This February broke global temperature records ... again
Not only did February beat all the Februaries that came before, it now ascends the throne for hottest seasonally adjusted month on the books.
Courtesy of NOAA
Manmade climate change and El Niño have come together in a perfect storm to make this winter officially the hottest on record.
The National Oceanic and Atmospheric Administration (NOAA) released data for February 2016 on Saturday and the shortest month of the year was hot, hot, hot. Globally, the shortest month of the year was 1.35 degrees Celsius (2.43 degrees Fahrenheit) hotter than the average from 1951 to 1980, the benchmark used. February 2016 takes the crown from February 1998, which was 0.88 degrees Celsius (1.58 degrees Fahrenheit) hotter than the average.

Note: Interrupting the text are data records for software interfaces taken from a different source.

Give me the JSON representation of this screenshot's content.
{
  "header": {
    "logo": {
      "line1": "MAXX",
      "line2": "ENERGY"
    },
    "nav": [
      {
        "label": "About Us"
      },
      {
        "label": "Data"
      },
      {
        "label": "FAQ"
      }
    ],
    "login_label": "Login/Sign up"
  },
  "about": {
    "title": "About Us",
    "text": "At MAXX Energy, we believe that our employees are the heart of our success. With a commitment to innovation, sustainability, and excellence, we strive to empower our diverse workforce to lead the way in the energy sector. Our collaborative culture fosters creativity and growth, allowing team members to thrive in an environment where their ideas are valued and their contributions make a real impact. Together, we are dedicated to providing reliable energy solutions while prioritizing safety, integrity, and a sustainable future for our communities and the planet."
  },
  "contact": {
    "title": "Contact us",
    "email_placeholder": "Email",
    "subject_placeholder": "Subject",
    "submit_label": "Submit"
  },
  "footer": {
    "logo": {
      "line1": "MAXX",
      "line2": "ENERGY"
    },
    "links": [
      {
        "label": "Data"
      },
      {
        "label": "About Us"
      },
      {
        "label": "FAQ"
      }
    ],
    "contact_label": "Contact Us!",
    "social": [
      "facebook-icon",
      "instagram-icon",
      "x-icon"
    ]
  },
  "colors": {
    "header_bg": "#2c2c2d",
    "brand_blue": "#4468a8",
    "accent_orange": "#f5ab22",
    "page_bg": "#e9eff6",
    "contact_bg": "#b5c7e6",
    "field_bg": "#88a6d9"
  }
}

Not only did February beat all the Februaries that came before, it now ascends the throne for hottest seasonally adjusted month on the books. January 2016 had claimed that title, but it didn't keep it for long. February was quick to snatch it away, beating the first month of the year by 0.21 degrees Celsius (0.38 degrees Fahrenheit).
February may have been a standout month for high temperatures, but it wasn't alone.
From the winter period from December to February for the continental United States was the hottest on record too. Average temperatures across the nation rose to 36.8 degrees Fahrenheit, 4.6 degrees over the 20th century average and beating the 1999-2000 winter record of 36.5 degrees.
In fact, February broke global records but ranked seventh just looking at temperatures in the continental US.
It's not the records that make February's heat so concerning, it's that it represents a trend suggesting we are on track to blow past the 2 degrees Celsius (3.6 degrees Fahrenheit) threshold soon. That number, representing a temperature rise over pre-industrial levels, has been considered the maximum the planet can handle.
As Jeff Masters and Bob Henson write for Weather Underground, the 1951-1980 average would have already been hotter than pre-industrial temperatures. They estimate that temperatures could have already risen 0.2 to 0.4 degrees Celsius by that point. That would set February at 1.55 to 1.75 degrees Celsius hotter than pre-industrial times. "Either way," they write, "this result is a true shocker, and yet another reminder of the incessant long-term rise in global temperature resulting from human-produced greenhouse gases."
This record-breaking winter may not entirely be due to human-induced climate change. This year is also seeing a particularly strong El Niño, which raises temperatures. But this year's high temperatures are still in line with the long-term trend of global warming.
For some reporting on the weather and climbing global temperatures, it may seem like a never-ending series of chart-topping months (and 2015 also set its own record). As Slate's Phil Plait writes:
Writing about monthly temperature records is like playing global warming Mad Libs.
“Another record high global temperature was set for [Month][Year], according to [every measurement available], blowing away the last record from [recent month].”